The Abusable Past Forums is a space dedicated to curating conversations about current ideas, controversies, and debates that relate to the general theme of radical history. Once a topic is posted, we invite submissions from the public that engage with the discussion. If you’d like to contribute to an ongoing topic of discussion in Forums, please send an email with your idea to firstname.lastname@example.org with “Forums” and the forum topic in the subject line.
Peer Review – or, the practice of asking experts in a specific field to determine if a piece of scholarship is fit to publish – has become commonplace in the life of an academic. Academic journals and presses depend on peer review to uphold the rigor of academic scholarship, or essentially to legitimate that the work being published is based in some sort of accepted truth. Scholars today are expected to spend a significant amount of time not only preparing their own manuscripts for peer review, but also using their expert knowledge to review the work of others, to ensure that those producing knowledge are doing so empirically, ethically, and according to the standards of the field. Sometimes this works, and other times it really does not, leading to a series of “scandals” based on questions of what is being published in academic journals. For example, in 2017, the journal Third World Quarterly, a journal that had long been committed to anti-colonial scholarship, published an article in defense of colonialism. Once published, fifteen members of the editorial board resigned, citing that fact that the Editor had not put the piece through the proper channels of peer review.
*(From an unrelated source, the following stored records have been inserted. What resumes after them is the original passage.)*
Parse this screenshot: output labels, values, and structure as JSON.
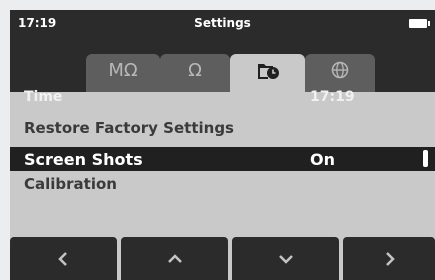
{
  "status": {
    "time": "17:19",
    "title": "Settings",
    "battery_icon": "battery-icon"
  },
  "tabs": [
    {
      "label": "MΩ",
      "icon": "megaohm-icon",
      "active": false
    },
    {
      "label": "Ω",
      "icon": "ohm-icon",
      "active": false
    },
    {
      "label": "",
      "icon": "folder-clock-icon",
      "active": true
    },
    {
      "label": "",
      "icon": "globe-icon",
      "active": false
    }
  ],
  "settings": {
    "time": {
      "label": "Time",
      "value": "17:19"
    },
    "restore": {
      "label": "Restore Factory Settings"
    },
    "screenshots": {
      "label": "Screen Shots",
      "value": "On",
      "selected": true
    },
    "calibration": {
      "label": "Calibration"
    }
  },
  "softkeys": [
    {
      "icon": "chevron-left-icon"
    },
    {
      "icon": "chevron-up-icon"
    },
    {
      "icon": "chevron-down-icon"
    },
    {
      "icon": "chevron-right-icon"
    }
  ],
  "colors": {
    "bar": "#2b2b2b",
    "panel": "#c9c9c9",
    "selection": "#202020",
    "tab_inactive": "#5e5e5e"
  }
}
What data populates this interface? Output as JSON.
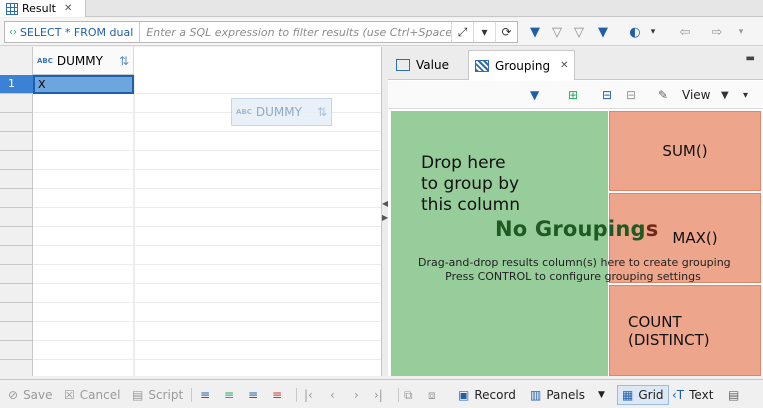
{
  "result_tab": {
    "label": "Result"
  },
  "filter_bar": {
    "query": "SELECT * FROM dual",
    "filter_placeholder": "Enter a SQL expression to filter results (use Ctrl+Space)"
  },
  "grid": {
    "column_header": "DUMMY",
    "column_type_badge": "ABC",
    "rows": [
      {
        "num": "1",
        "value": "X"
      }
    ],
    "drag_ghost_label": "DUMMY"
  },
  "panel": {
    "tabs": [
      {
        "label": "Value"
      },
      {
        "label": "Grouping"
      }
    ],
    "view_label": "View",
    "drop_zone_text": "Drop here\nto group by\nthis column",
    "func_sum": "SUM()",
    "func_max": "MAX()",
    "func_count": "COUNT\n(DISTINCT)",
    "no_groupings_head": "No Grouping",
    "no_groupings_tail": "s",
    "hint_line1": "Drag-and-drop results column(s) here to create grouping",
    "hint_line2": "Press CONTROL to configure grouping settings"
  },
  "bottom_bar": {
    "save": "Save",
    "cancel": "Cancel",
    "script": "Script",
    "record": "Record",
    "panels": "Panels",
    "grid": "Grid",
    "text": "Text"
  },
  "colors": {
    "drop_zone": "#97cc9b",
    "func_box": "#eda58b",
    "selection": "#3b82d6"
  }
}
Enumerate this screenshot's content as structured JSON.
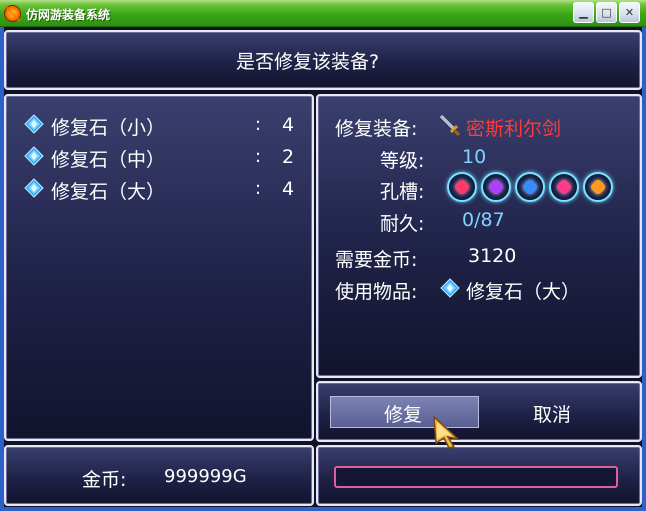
{
  "window": {
    "title": "仿网游装备系统",
    "buttons": {
      "minimize": "▁",
      "maximize": "□",
      "close": "✕"
    }
  },
  "dialog": {
    "prompt": "是否修复该装备?"
  },
  "inventory": {
    "items": [
      {
        "name": "修复石（小）",
        "sep": ":",
        "count": "4"
      },
      {
        "name": "修复石（中）",
        "sep": ":",
        "count": "2"
      },
      {
        "name": "修复石（大）",
        "sep": ":",
        "count": "4"
      }
    ]
  },
  "equipment": {
    "label_equip": "修复装备:",
    "equip_name": "密斯利尔剑",
    "label_level": "等级:",
    "level": "10",
    "label_slots": "孔槽:",
    "slot_colors": [
      "#ff3a6a",
      "#b040ff",
      "#3a8aff",
      "#ff3a8a",
      "#ff9a20"
    ],
    "label_durability": "耐久:",
    "durability": "0/87",
    "label_gold_needed": "需要金币:",
    "gold_needed": "3120",
    "label_use_item": "使用物品:",
    "use_item": "修复石（大）"
  },
  "actions": {
    "repair_label": "修复",
    "cancel_label": "取消"
  },
  "wallet": {
    "label": "金币:",
    "amount": "999999G"
  },
  "colors": {
    "accent_cyan": "#7fd4ff",
    "item_red": "#ff3a3a",
    "input_border": "#e05ca0"
  }
}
In a recent article in the journal Isis entitled “Scientific Autonomy, Public Accountability, and the Rise of Peer Review in the Cold War United States,” (Vol 101, No 3, September 2018), Historian of Science Melinda Baldwin argues that although the idea of refereeing a piece of scholarship began, mostly in the Anglophone world, in the 19th-century, the more narrow idea of “peer review” came into play during the early years of the Cold War in the United States. As government funding agencies began to support more scientific research, there was a call for scientists to be held accountable to the public who was theoretically providing the funding. Baldwin shows that scientists argued that they should be reviewed amongst their peers who had specialized knowledge and not by the public who might not understand the nature of their studies.
Strict peer review is thus a fairly new requirement in the production of academic knowledge, and it is clear that it is by no means a flawless system. It is perhaps a given that when one sets out to review their peers, there is often a tendency to reproduce certain schools of thought, to publish work that fits the accepted mold and that favors scholars trained to write in specific ways with the right jargon, to follow a trail that rarely challenges the norms of who should be able to produce knowledge. This has led us at the Abusable Past to ask the question: what are the current limitations of peer review? Is peer review a system that helps or hinders the ability to produce radical scholarship committed to the ideas of social justice and radical understandings of the world?
We are lucky to have three people contributing to our first forum: Marissa Moorman, Editorial Collective member of the Radical History Review and Editorial Board member of Africa is a Country; Rocío Zambrana, co-editor of Hypatia: A Journal of Feminist Philosophy; and Andrew Dilts, Editorial Collective member of Abolition: A Journal of Insurgent Politics. We will stagger the posts over a period of two weeks and allow time for new submissions before we close the forum.